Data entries
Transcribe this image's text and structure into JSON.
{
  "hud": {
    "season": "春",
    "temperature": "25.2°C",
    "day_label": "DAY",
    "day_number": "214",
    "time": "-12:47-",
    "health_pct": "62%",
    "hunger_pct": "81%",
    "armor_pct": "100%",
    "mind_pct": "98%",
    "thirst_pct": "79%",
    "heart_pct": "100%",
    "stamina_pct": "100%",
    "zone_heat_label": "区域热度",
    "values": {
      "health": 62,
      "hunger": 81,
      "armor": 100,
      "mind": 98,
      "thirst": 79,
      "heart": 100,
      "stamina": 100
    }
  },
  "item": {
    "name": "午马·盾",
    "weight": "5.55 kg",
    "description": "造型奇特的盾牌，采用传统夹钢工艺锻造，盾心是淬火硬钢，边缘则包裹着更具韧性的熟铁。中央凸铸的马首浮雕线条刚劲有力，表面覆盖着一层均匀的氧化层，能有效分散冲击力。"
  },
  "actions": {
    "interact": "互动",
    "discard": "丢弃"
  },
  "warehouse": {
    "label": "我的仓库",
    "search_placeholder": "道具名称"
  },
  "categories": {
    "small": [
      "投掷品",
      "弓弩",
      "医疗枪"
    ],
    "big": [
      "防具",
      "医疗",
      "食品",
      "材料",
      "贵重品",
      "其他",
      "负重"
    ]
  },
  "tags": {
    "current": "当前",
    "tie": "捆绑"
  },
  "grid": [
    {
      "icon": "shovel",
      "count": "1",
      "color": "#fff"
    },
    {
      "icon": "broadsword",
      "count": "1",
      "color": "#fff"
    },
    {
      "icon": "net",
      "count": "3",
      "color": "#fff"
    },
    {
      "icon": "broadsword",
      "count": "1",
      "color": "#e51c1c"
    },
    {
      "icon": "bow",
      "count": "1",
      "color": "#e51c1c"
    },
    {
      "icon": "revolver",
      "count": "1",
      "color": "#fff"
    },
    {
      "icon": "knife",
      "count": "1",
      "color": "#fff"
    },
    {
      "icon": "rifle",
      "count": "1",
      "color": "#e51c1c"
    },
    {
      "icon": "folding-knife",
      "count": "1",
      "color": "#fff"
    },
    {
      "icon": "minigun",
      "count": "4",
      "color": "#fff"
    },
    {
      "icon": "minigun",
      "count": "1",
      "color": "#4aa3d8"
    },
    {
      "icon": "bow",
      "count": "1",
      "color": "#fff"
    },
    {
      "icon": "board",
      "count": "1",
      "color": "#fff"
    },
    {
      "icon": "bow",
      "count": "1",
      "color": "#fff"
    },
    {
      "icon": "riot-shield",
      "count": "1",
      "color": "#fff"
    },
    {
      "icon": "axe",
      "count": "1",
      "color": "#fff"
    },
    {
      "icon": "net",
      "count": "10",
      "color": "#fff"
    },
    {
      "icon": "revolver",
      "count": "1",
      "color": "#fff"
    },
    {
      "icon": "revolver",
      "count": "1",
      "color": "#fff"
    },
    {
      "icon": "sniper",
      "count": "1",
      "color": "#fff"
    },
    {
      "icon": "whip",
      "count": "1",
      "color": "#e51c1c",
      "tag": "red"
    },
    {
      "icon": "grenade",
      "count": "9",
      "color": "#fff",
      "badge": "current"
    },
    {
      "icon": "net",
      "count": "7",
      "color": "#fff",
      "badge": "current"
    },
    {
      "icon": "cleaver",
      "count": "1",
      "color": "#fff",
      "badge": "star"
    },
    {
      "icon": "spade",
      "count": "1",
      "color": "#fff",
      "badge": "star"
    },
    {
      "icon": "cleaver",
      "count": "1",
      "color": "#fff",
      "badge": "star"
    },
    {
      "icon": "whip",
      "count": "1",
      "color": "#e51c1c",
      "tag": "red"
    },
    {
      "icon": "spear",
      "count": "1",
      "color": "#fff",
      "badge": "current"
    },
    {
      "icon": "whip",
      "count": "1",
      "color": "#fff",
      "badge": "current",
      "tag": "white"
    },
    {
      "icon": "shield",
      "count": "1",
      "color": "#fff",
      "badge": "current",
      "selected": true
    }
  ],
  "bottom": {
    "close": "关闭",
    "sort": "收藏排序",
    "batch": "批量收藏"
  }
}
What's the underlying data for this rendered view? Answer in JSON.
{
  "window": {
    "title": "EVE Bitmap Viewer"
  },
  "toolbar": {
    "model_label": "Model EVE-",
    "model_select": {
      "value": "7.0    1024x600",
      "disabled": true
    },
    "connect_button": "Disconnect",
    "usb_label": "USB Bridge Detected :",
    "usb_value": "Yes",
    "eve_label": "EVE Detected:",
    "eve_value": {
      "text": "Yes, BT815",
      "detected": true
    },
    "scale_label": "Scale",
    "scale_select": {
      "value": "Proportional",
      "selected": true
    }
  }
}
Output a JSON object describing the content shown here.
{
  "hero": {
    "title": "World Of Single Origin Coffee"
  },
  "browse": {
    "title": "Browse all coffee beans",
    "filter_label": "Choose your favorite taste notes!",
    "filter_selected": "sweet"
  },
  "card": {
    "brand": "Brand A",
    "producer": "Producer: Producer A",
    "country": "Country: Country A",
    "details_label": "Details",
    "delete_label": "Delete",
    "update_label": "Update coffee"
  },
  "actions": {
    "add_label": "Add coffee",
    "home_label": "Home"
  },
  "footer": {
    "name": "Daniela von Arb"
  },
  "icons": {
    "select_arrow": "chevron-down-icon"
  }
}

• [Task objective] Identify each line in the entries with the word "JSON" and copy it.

• [Answer area]
Transcribe this image's text and structure into JSON.
What's the underlying data for this rendered view? Answer in JSON.
Output a JSON object describing the content shown here.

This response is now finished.